The Hearst Corporation, parent company of the Houston Chronicle, bought out the Houston Post from Consolidated Papers, Inc. on April 18, 1995, ending a 94-year-old crosstown rivalry. Hearst shut the paper down, reportedly for the purpose of eliminating local competition for readership and advertisers. The former owners cited the increasing cost of newsprint, which they had expected to rise up to $39 million from $26 million the previous year. The Houston Post reported an average daily circulation of over 287,000 that year, with a Sunday circulation of almost 317,000.[9] The Houston Post did not announce the sale of the paper in its final edition on April 18.[3]

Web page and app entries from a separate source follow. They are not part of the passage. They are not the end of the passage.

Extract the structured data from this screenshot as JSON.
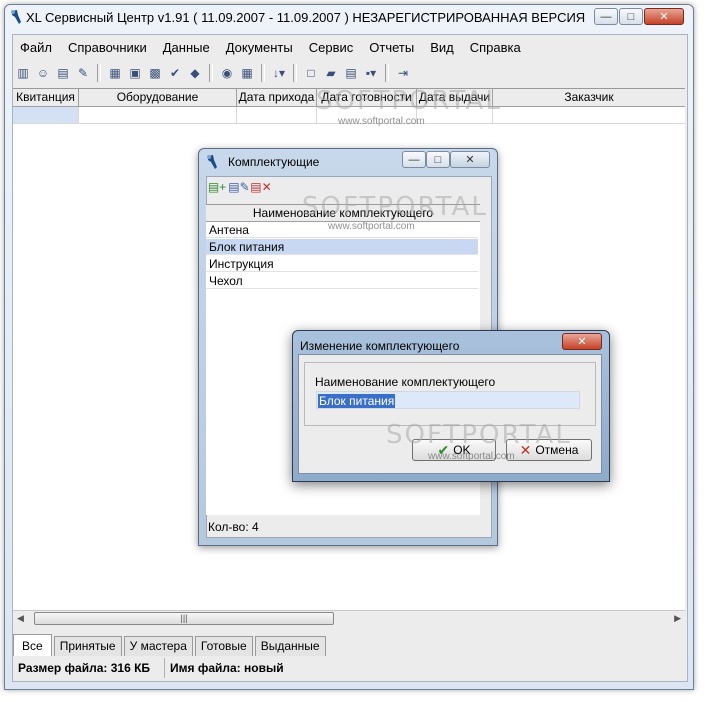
{
  "main_window": {
    "title": "XL Сервисный Центр v1.91   ( 11.09.2007 - 11.09.2007 ) НЕЗАРЕГИСТРИРОВАННАЯ ВЕРСИЯ",
    "controls": {
      "minimize": "—",
      "maximize": "□",
      "close": "✕"
    }
  },
  "menu": [
    "Файл",
    "Справочники",
    "Данные",
    "Документы",
    "Сервис",
    "Отчеты",
    "Вид",
    "Справка"
  ],
  "main_grid": {
    "columns": [
      "Квитанция",
      "Оборудование",
      "Дата прихода",
      "Дата готовности",
      "Дата выдачи",
      "Заказчик"
    ]
  },
  "tabs": [
    "Все",
    "Принятые",
    "У мастера",
    "Готовые",
    "Выданные"
  ],
  "status": {
    "file_size": "Размер файла: 316 КБ",
    "file_name": "Имя файла: новый"
  },
  "watermark": {
    "logo": "SOFTPORTAL",
    "url": "www.softportal.com"
  },
  "parts_window": {
    "title": "Комплектующие",
    "column": "Наименование комплектующего",
    "rows": [
      "Антена",
      "Блок питания",
      "Инструкция",
      "Чехол"
    ],
    "selected_index": 1,
    "count": "Кол-во: 4"
  },
  "edit_dialog": {
    "title": "Изменение комплектующего",
    "field_label": "Наименование комплектующего",
    "field_value": "Блок питания",
    "ok_label": "OK",
    "cancel_label": "Отмена"
  },
  "colors": {
    "selection": "#3a6fc8",
    "row_highlight": "#c8d8f2",
    "close_button": "#c4422a"
  }
}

Availability of Houston Post articles

Some Houston Post articles had been made available in the archives of the Houston Chronicle website, but by 2005 they were removed. The Houston Chronicle online editor Mike Read said that the Houston Chronicle decided to remove Houston Post articles from the website after the 2001 United States Supreme Court New York Times Co. v. Tasini decision; the newspaper originally planned to filter articles not permitted by the decision and to post articles that were not prohibited by the decision. The Houston Chronicle decided not to post or re-post any more Houston Post articles because of difficulties in complying with the New York Times Co. v. Tasini decision with the resources that were available to the newspaper.[10]

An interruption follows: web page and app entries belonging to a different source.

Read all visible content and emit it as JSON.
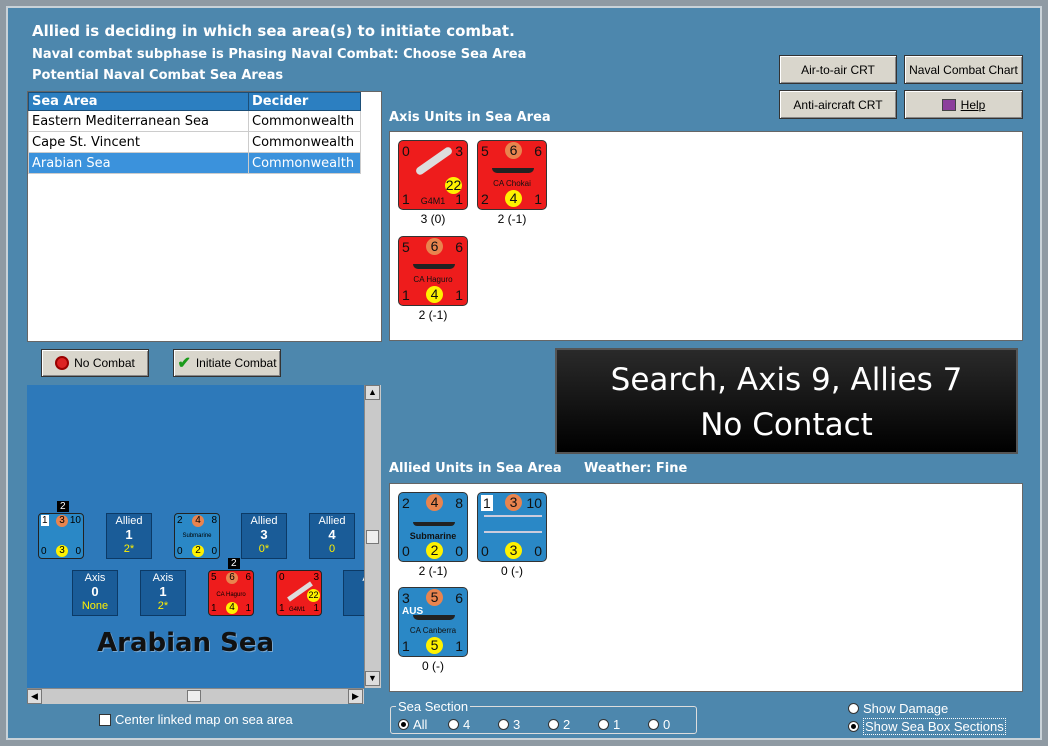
{
  "header": {
    "line1": "Allied is deciding in which sea area(s) to initiate combat.",
    "line2": "Naval combat subphase is Phasing Naval Combat: Choose Sea Area",
    "line3": "Potential Naval Combat Sea Areas"
  },
  "buttons": {
    "air_to_air": "Air-to-air CRT",
    "naval_chart": "Naval Combat Chart",
    "anti_aircraft": "Anti-aircraft CRT",
    "help": "Help",
    "no_combat": "No Combat",
    "initiate": "Initiate Combat"
  },
  "table": {
    "headers": [
      "Sea Area",
      "Decider"
    ],
    "rows": [
      [
        "Eastern Mediterranean Sea",
        "Commonwealth"
      ],
      [
        "Cape St. Vincent",
        "Commonwealth"
      ],
      [
        "Arabian Sea",
        "Commonwealth"
      ]
    ]
  },
  "axis_title": "Axis Units in Sea Area",
  "allied_title": "Allied Units in Sea Area",
  "weather": "Weather:  Fine",
  "overlay": {
    "line1": "Search, Axis 9, Allies 7",
    "line2": "No Contact"
  },
  "axis_units": [
    {
      "tl": "0",
      "tr": "3",
      "tc": "",
      "bl": "1",
      "br": "1",
      "bc": "22",
      "name": "G4M1",
      "cap": "3 (0)"
    },
    {
      "tl": "5",
      "tr": "6",
      "tc": "6",
      "bl": "2",
      "br": "1",
      "bc": "4",
      "name": "CA Chokai",
      "cap": "2 (-1)"
    },
    {
      "tl": "5",
      "tr": "6",
      "tc": "6",
      "bl": "1",
      "br": "1",
      "bc": "4",
      "name": "CA Haguro",
      "cap": "2 (-1)"
    }
  ],
  "allied_units": [
    {
      "tl": "2",
      "tr": "8",
      "tc": "4",
      "bl": "0",
      "br": "0",
      "bc": "2",
      "name": "Submarine",
      "cap": "2 (-1)"
    },
    {
      "tl": "1",
      "tr": "10",
      "tc": "3",
      "bl": "0",
      "br": "0",
      "bc": "3",
      "name": "",
      "cap": "0 (-)"
    },
    {
      "tl": "3",
      "tr": "6",
      "tc": "5",
      "bl": "1",
      "br": "1",
      "bc": "5",
      "name": "CA Canberra",
      "nation": "AUS",
      "cap": "0 (-)"
    }
  ],
  "map": {
    "title": "Arabian Sea",
    "allied_boxes": [
      {
        "label": "Allied",
        "n": "1",
        "sub": "2*"
      },
      {
        "label": "Allied",
        "n": "3",
        "sub": "0*"
      },
      {
        "label": "Allied",
        "n": "4",
        "sub": "0"
      }
    ],
    "axis_boxes": [
      {
        "label": "Axis",
        "n": "0",
        "sub": "None"
      },
      {
        "label": "Axis",
        "n": "1",
        "sub": "2*"
      }
    ],
    "stack_a": "2",
    "stack_b": "2",
    "mini_allied1": {
      "tl": "1",
      "tc": "3",
      "tr": "10",
      "bl": "0",
      "bc": "3",
      "br": "0"
    },
    "mini_allied2": {
      "tl": "2",
      "tc": "4",
      "tr": "8",
      "bl": "0",
      "bc": "2",
      "br": "0",
      "name": "Submarine"
    },
    "mini_axis1": {
      "tl": "5",
      "tc": "6",
      "tr": "6",
      "bl": "1",
      "bc": "4",
      "br": "1",
      "name": "CA Haguro"
    },
    "mini_axis2": {
      "tl": "0",
      "tc": "",
      "tr": "3",
      "bl": "1",
      "bc": "22",
      "br": "1",
      "name": "G4M1"
    },
    "partial_box": "A"
  },
  "center_linked": "Center linked map on sea area",
  "sea_section": {
    "legend": "Sea Section",
    "options": [
      "All",
      "4",
      "3",
      "2",
      "1",
      "0"
    ]
  },
  "show_damage": "Show Damage",
  "show_sections": "Show Sea Box Sections"
}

People interested in reading Houston Post articles may view them on microfilm. The Houston Public Library has the newspaper on microfilm from 1880 to 1995 and the Houston Post Index from 1976 to 1994. The microfilm of 1880–1900 is in the Texas and Local History Department of the Julia Ideson Building, while 1900–1995 is in the Jesse H. Jones Building, the main building of the Central Library. In addition the University of Houston's main library has the Houston Post available on microfilm from 1880 to 1995 and the Houston Post Index from 1976 to 1979 and from 1987 to 1994.[10] The National Endowment for the Humanities has online searchable past issues of the Houston Post from 1893 to 1903 in the newspaper section.[citation needed] The Dallas Public Library archival collection also has a microfilm collection of the Houston Post from February 23, 1881 – June 1884, March 1887 – December 1906, and June 1977 – March 1995. The collection includes the paper through different title variations, including the Houston Daily Post.

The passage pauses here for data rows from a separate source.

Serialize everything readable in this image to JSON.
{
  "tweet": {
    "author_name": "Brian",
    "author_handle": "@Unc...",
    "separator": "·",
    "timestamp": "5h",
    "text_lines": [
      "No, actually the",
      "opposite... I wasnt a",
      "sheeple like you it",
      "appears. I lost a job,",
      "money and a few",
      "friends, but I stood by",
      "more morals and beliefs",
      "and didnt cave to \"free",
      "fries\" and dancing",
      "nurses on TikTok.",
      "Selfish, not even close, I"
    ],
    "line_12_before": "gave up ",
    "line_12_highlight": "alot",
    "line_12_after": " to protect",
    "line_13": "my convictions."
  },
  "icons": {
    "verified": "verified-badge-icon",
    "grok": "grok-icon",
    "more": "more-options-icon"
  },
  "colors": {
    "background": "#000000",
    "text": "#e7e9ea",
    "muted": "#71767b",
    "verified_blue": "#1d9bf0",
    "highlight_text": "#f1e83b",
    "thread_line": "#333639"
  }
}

See also


  1. ^ "Benn's media," Volume 3. Benn Business Information Services, 2002. 148. Retrieved from Google Books on June 20, 2010. "Houston Post Co. 4747 SW Freeway, Houston, TX 77001"
  2. ^ Johnston, Marguerite (1991). Houston: The Unknown City, 1836–1946. College Station: Texas A & M University Press. pp. 92–93.
  3. ^ a b Kleiner, Diana J. (March 27, 2017). "Houston Post". Handbook of Texas Online. Texas State Historical Association. Retrieved February 10, 2020.
  4. ^ Kleiner, Diana. "Houston Post". TSHA. Texas State Historical Association. Retrieved 15 April 2024.
  5. ^ Lomax, John Nova (May 21, 2012). "Five Fun Things for Kids to Do in Houston in 1972 That Don't Seem Fun at All". Houston Press. Retrieved February 10, 2020.
  6. ^ "HOUSTON POST PUBLISHES LAST EDITION; HEARST ACQUIRES OPERATING ASSETS Archived 2010-09-21 at the Wayback Machine." Hearst Corporation. April 18, 1995. Retrieved on May 28, 2010.
  7. ^ Staff. "To our readers." Houston Chronicle. Tuesday April 25, 1995. A1. Retrieved on May 28, 2010.
  8. ^ Moreno, Jenalia. "Chronicle buys La Voz Spanish newspaper." Houston Chronicle. Friday December 3, 2004. Retrieved on January 8, 2012.
  9. ^ Verhovek, Sam Howe (April 19, 1995). "Houston Post Bought and Sold by Rival". The New York Times. The Times Machine. Retrieved February 10, 2020.
  10. ^ a b Newkirk, Jim. "Houston Post archives permanently unavailable online, maybe, likely, really..." (Archive) Houston Chronicle. July 1, 2005. Retrieved on July 3, 2010.